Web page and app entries
+===+
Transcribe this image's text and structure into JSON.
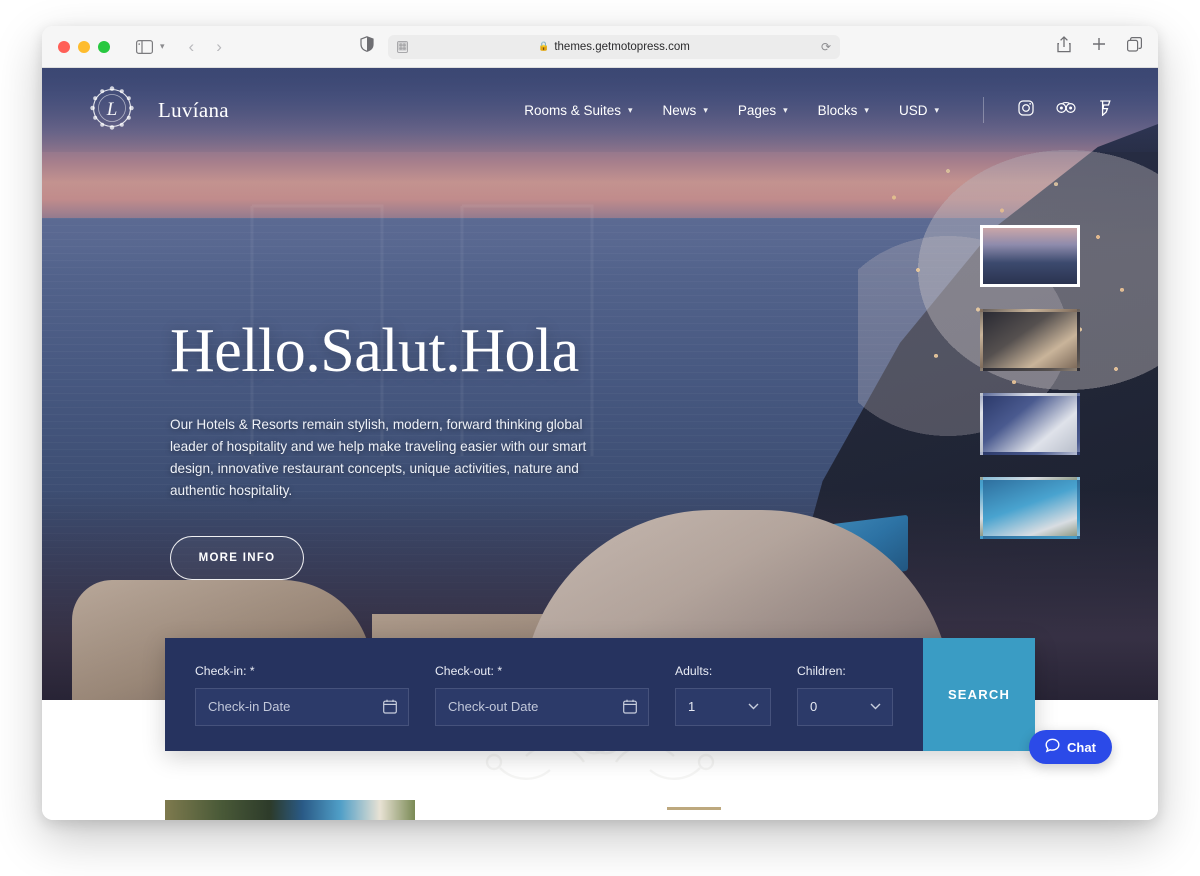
{
  "browser": {
    "url": "themes.getmotopress.com",
    "lock_icon": "lock-icon",
    "reader_icon": "reader-view-icon",
    "reload_icon": "reload-icon",
    "shield_icon": "privacy-shield-icon",
    "sidebar_icon": "sidebar-toggle-icon",
    "back_icon": "back-arrow-icon",
    "forward_icon": "forward-arrow-icon",
    "share_icon": "share-icon",
    "new_tab_icon": "plus-icon",
    "tabs_icon": "tab-overview-icon"
  },
  "site": {
    "brand": "Luvíana",
    "logo_icon": "luviana-wreath-logo",
    "nav": [
      {
        "label": "Rooms & Suites",
        "has_dropdown": true
      },
      {
        "label": "News",
        "has_dropdown": true
      },
      {
        "label": "Pages",
        "has_dropdown": true
      },
      {
        "label": "Blocks",
        "has_dropdown": true
      },
      {
        "label": "USD",
        "has_dropdown": true
      }
    ],
    "socials": [
      {
        "name": "instagram-icon"
      },
      {
        "name": "tripadvisor-icon"
      },
      {
        "name": "foursquare-icon"
      }
    ]
  },
  "hero": {
    "title": "Hello.Salut.Hola",
    "paragraph": "Our Hotels & Resorts remain stylish, modern, forward thinking global leader of hospitality and we help make traveling easier with our smart design, innovative restaurant concepts, unique activities, nature and authentic hospitality.",
    "cta": "MORE INFO",
    "slides_total": 4,
    "active_slide": 1,
    "thumbnails": [
      {
        "name": "thumb-sunset-caldera",
        "active": true
      },
      {
        "name": "thumb-restaurant-table",
        "active": false
      },
      {
        "name": "thumb-hotel-room",
        "active": false
      },
      {
        "name": "thumb-sea-village",
        "active": false
      }
    ]
  },
  "booking": {
    "checkin_label": "Check-in:",
    "checkin_required": "*",
    "checkin_placeholder": "Check-in Date",
    "checkin_value": "",
    "checkout_label": "Check-out:",
    "checkout_required": "*",
    "checkout_placeholder": "Check-out Date",
    "checkout_value": "",
    "adults_label": "Adults:",
    "adults_value": "1",
    "children_label": "Children:",
    "children_value": "0",
    "search_label": "SEARCH",
    "calendar_icon": "calendar-icon",
    "chevron_icon": "chevron-down-icon",
    "bar_color": "#26335f",
    "search_color": "#3a9cc4"
  },
  "chat": {
    "label": "Chat",
    "icon": "chat-bubble-icon",
    "color": "#2b4ae8"
  }
}
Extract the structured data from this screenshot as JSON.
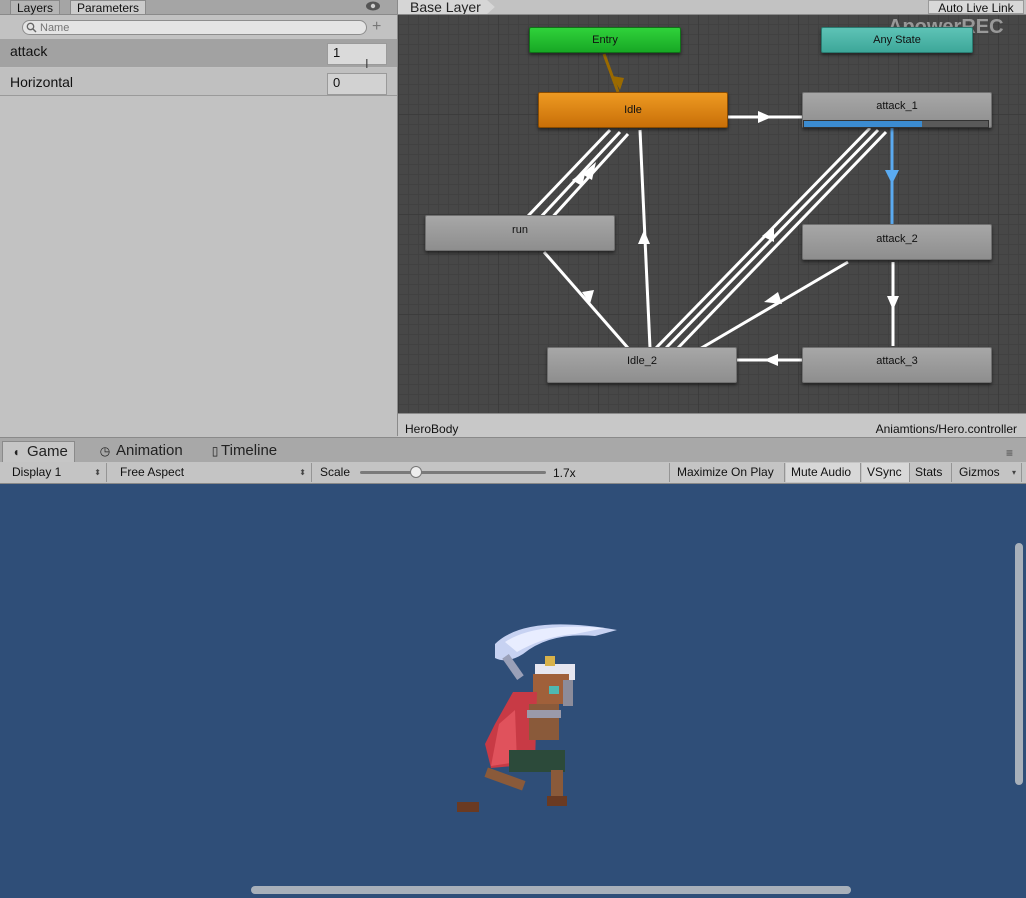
{
  "left_panel": {
    "tabs": [
      {
        "label": "Layers",
        "active": false
      },
      {
        "label": "Parameters",
        "active": true
      }
    ],
    "search_placeholder": "Name",
    "parameters": [
      {
        "name": "attack",
        "value": "1"
      },
      {
        "name": "Horizontal",
        "value": "0"
      }
    ]
  },
  "graph": {
    "breadcrumb": "Base Layer",
    "auto_live_link": "Auto Live Link",
    "watermark": "ApowerREC",
    "states": {
      "entry": "Entry",
      "any_state": "Any State",
      "idle": "Idle",
      "attack_1": "attack_1",
      "attack_2": "attack_2",
      "attack_3": "attack_3",
      "run": "run",
      "idle_2": "Idle_2"
    },
    "attack_1_progress": 0.64,
    "footer_left": "HeroBody",
    "footer_right": "Aniamtions/Hero.controller",
    "colors": {
      "default_state": "#e8901a",
      "entry": "#23c12f",
      "any_state": "#4cb7a9",
      "active_transition": "#5aaaf0"
    }
  },
  "bottom_tabs": [
    {
      "label": "Game",
      "icon": "pacman-icon",
      "active": true
    },
    {
      "label": "Animation",
      "icon": "clock-icon",
      "active": false
    },
    {
      "label": "Timeline",
      "icon": "timeline-icon",
      "active": false
    }
  ],
  "toolbar": {
    "display": "Display 1",
    "aspect": "Free Aspect",
    "scale_label": "Scale",
    "scale_value": "1.7x",
    "scale_fraction": 0.3,
    "maximize_on_play": "Maximize On Play",
    "mute_audio": "Mute Audio",
    "vsync": "VSync",
    "stats": "Stats",
    "gizmos": "Gizmos"
  },
  "viewport": {
    "background": "#2f4e78"
  }
}
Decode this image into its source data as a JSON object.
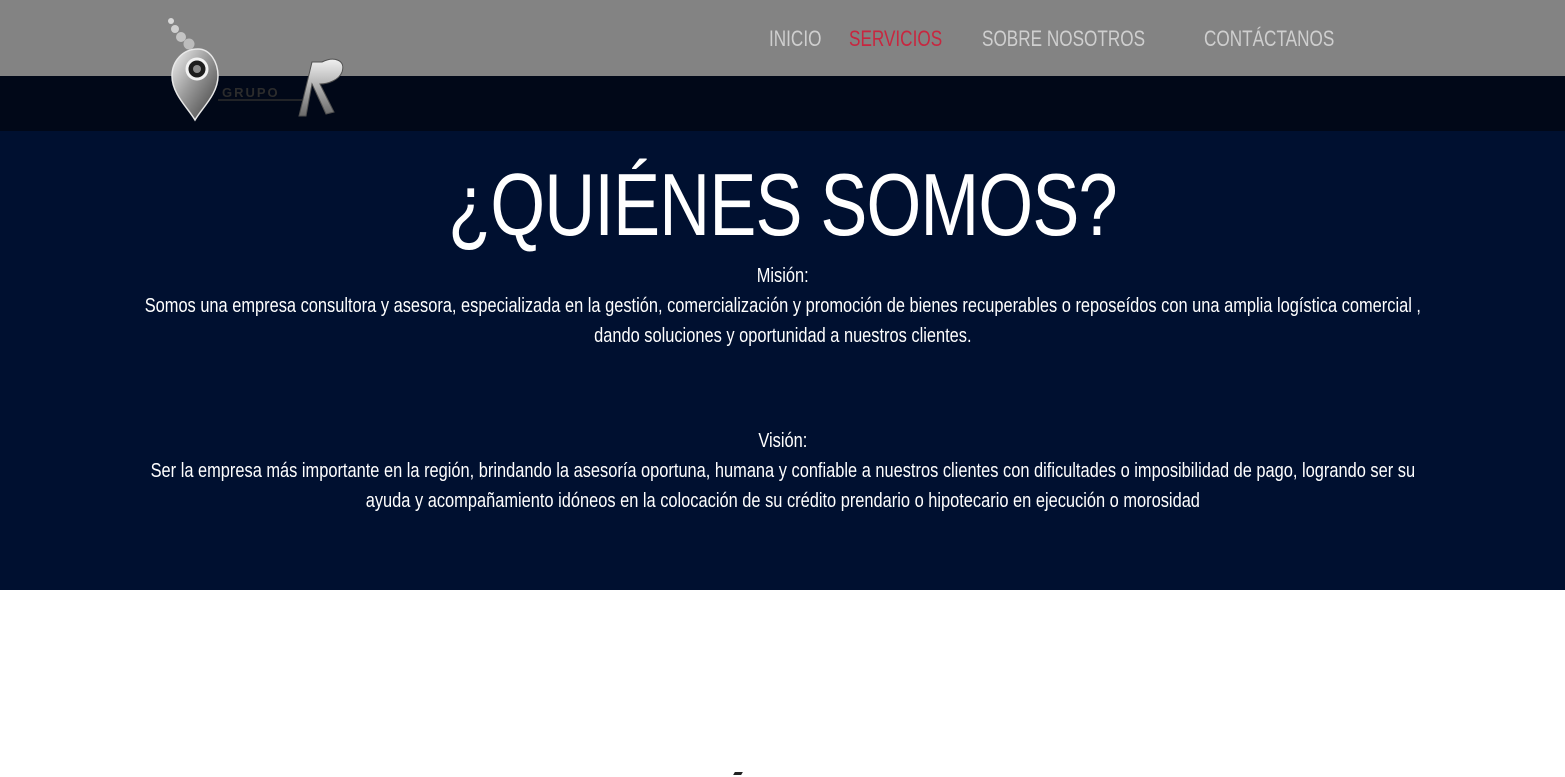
{
  "header": {
    "logo_text": "GRUPO",
    "logo_letter": "R",
    "nav": [
      {
        "label": "INICIO",
        "active": false
      },
      {
        "label": "SERVICIOS",
        "active": true
      },
      {
        "label": "SOBRE NOSOTROS",
        "active": false
      },
      {
        "label": "CONTÁCTANOS",
        "active": false
      }
    ]
  },
  "about": {
    "title": "¿QUIÉNES SOMOS?",
    "mission_heading": "Misión:",
    "mission_text": "Somos una empresa consultora y asesora, especializada en la gestión, comercialización y promoción de bienes recuperables o reposeídos con una amplia logística comercial , dando soluciones y oportunidad a nuestros clientes.",
    "vision_heading": "Visión:",
    "vision_text": "Ser la empresa más importante en la región, brindando la asesoría oportuna, humana y confiable a nuestros clientes con dificultades o imposibilidad de pago, logrando ser su ayuda y acompañamiento idóneos en la colocación de su crédito prendario o hipotecario en ejecución o morosidad"
  },
  "colors": {
    "topbar": "#838383",
    "darkband": "#010818",
    "hero_bg": "#001030",
    "nav_text": "#cfcfcf",
    "nav_active": "#c8263f"
  }
}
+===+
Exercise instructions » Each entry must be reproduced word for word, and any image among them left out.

Answer »
Transcribe this image's text and structure into JSON.
{
  "browser": {
    "url": "themes.getmotopress.com",
    "lock_icon": "lock-icon",
    "reader_icon": "reader-view-icon",
    "reload_icon": "reload-icon",
    "shield_icon": "privacy-shield-icon",
    "sidebar_icon": "sidebar-toggle-icon",
    "back_icon": "back-arrow-icon",
    "forward_icon": "forward-arrow-icon",
    "share_icon": "share-icon",
    "new_tab_icon": "plus-icon",
    "tabs_icon": "tab-overview-icon"
  },
  "site": {
    "brand": "Luvíana",
    "logo_icon": "luviana-wreath-logo",
    "nav": [
      {
        "label": "Rooms & Suites",
        "has_dropdown": true
      },
      {
        "label": "News",
        "has_dropdown": true
      },
      {
        "label": "Pages",
        "has_dropdown": true
      },
      {
        "label": "Blocks",
        "has_dropdown": true
      },
      {
        "label": "USD",
        "has_dropdown": true
      }
    ],
    "socials": [
      {
        "name": "instagram-icon"
      },
      {
        "name": "tripadvisor-icon"
      },
      {
        "name": "foursquare-icon"
      }
    ]
  },
  "hero": {
    "title": "Hello.Salut.Hola",
    "paragraph": "Our Hotels & Resorts remain stylish, modern, forward thinking global leader of hospitality and we help make traveling easier with our smart design, innovative restaurant concepts, unique activities, nature and authentic hospitality.",
    "cta": "MORE INFO",
    "slides_total": 4,
    "active_slide": 1,
    "thumbnails": [
      {
        "name": "thumb-sunset-caldera",
        "active": true
      },
      {
        "name": "thumb-restaurant-table",
        "active": false
      },
      {
        "name": "thumb-hotel-room",
        "active": false
      },
      {
        "name": "thumb-sea-village",
        "active": false
      }
    ]
  },
  "booking": {
    "checkin_label": "Check-in:",
    "checkin_required": "*",
    "checkin_placeholder": "Check-in Date",
    "checkin_value": "",
    "checkout_label": "Check-out:",
    "checkout_required": "*",
    "checkout_placeholder": "Check-out Date",
    "checkout_value": "",
    "adults_label": "Adults:",
    "adults_value": "1",
    "children_label": "Children:",
    "children_value": "0",
    "search_label": "SEARCH",
    "calendar_icon": "calendar-icon",
    "chevron_icon": "chevron-down-icon",
    "bar_color": "#26335f",
    "search_color": "#3a9cc4"
  },
  "chat": {
    "label": "Chat",
    "icon": "chat-bubble-icon",
    "color": "#2b4ae8"
  }
}
Extract the structured data from this screenshot as JSON.
{
  "left_panel": {
    "tabs": [
      {
        "label": "Layers",
        "active": false
      },
      {
        "label": "Parameters",
        "active": true
      }
    ],
    "search_placeholder": "Name",
    "parameters": [
      {
        "name": "attack",
        "value": "1"
      },
      {
        "name": "Horizontal",
        "value": "0"
      }
    ]
  },
  "graph": {
    "breadcrumb": "Base Layer",
    "auto_live_link": "Auto Live Link",
    "watermark": "ApowerREC",
    "states": {
      "entry": "Entry",
      "any_state": "Any State",
      "idle": "Idle",
      "attack_1": "attack_1",
      "attack_2": "attack_2",
      "attack_3": "attack_3",
      "run": "run",
      "idle_2": "Idle_2"
    },
    "attack_1_progress": 0.64,
    "footer_left": "HeroBody",
    "footer_right": "Aniamtions/Hero.controller",
    "colors": {
      "default_state": "#e8901a",
      "entry": "#23c12f",
      "any_state": "#4cb7a9",
      "active_transition": "#5aaaf0"
    }
  },
  "bottom_tabs": [
    {
      "label": "Game",
      "icon": "pacman-icon",
      "active": true
    },
    {
      "label": "Animation",
      "icon": "clock-icon",
      "active": false
    },
    {
      "label": "Timeline",
      "icon": "timeline-icon",
      "active": false
    }
  ],
  "toolbar": {
    "display": "Display 1",
    "aspect": "Free Aspect",
    "scale_label": "Scale",
    "scale_value": "1.7x",
    "scale_fraction": 0.3,
    "maximize_on_play": "Maximize On Play",
    "mute_audio": "Mute Audio",
    "vsync": "VSync",
    "stats": "Stats",
    "gizmos": "Gizmos"
  },
  "viewport": {
    "background": "#2f4e78"
  }
}
Decode this image into its source data as a JSON object.
{
  "header": {
    "logo_text": "GRUPO",
    "logo_letter": "R",
    "nav": [
      {
        "label": "INICIO",
        "active": false
      },
      {
        "label": "SERVICIOS",
        "active": true
      },
      {
        "label": "SOBRE NOSOTROS",
        "active": false
      },
      {
        "label": "CONTÁCTANOS",
        "active": false
      }
    ]
  },
  "about": {
    "title": "¿QUIÉNES SOMOS?",
    "mission_heading": "Misión:",
    "mission_text": "Somos una empresa consultora y asesora, especializada en la gestión, comercialización y promoción de bienes recuperables o reposeídos con una amplia logística comercial , dando soluciones y oportunidad a nuestros clientes.",
    "vision_heading": "Visión:",
    "vision_text": "Ser la empresa más importante en la región, brindando la asesoría oportuna, humana y confiable a nuestros clientes con dificultades o imposibilidad de pago, logrando ser su ayuda y acompañamiento idóneos en la colocación de su crédito prendario o hipotecario en ejecución o morosidad"
  },
  "colors": {
    "topbar": "#838383",
    "darkband": "#010818",
    "hero_bg": "#001030",
    "nav_text": "#cfcfcf",
    "nav_active": "#c8263f"
  }
}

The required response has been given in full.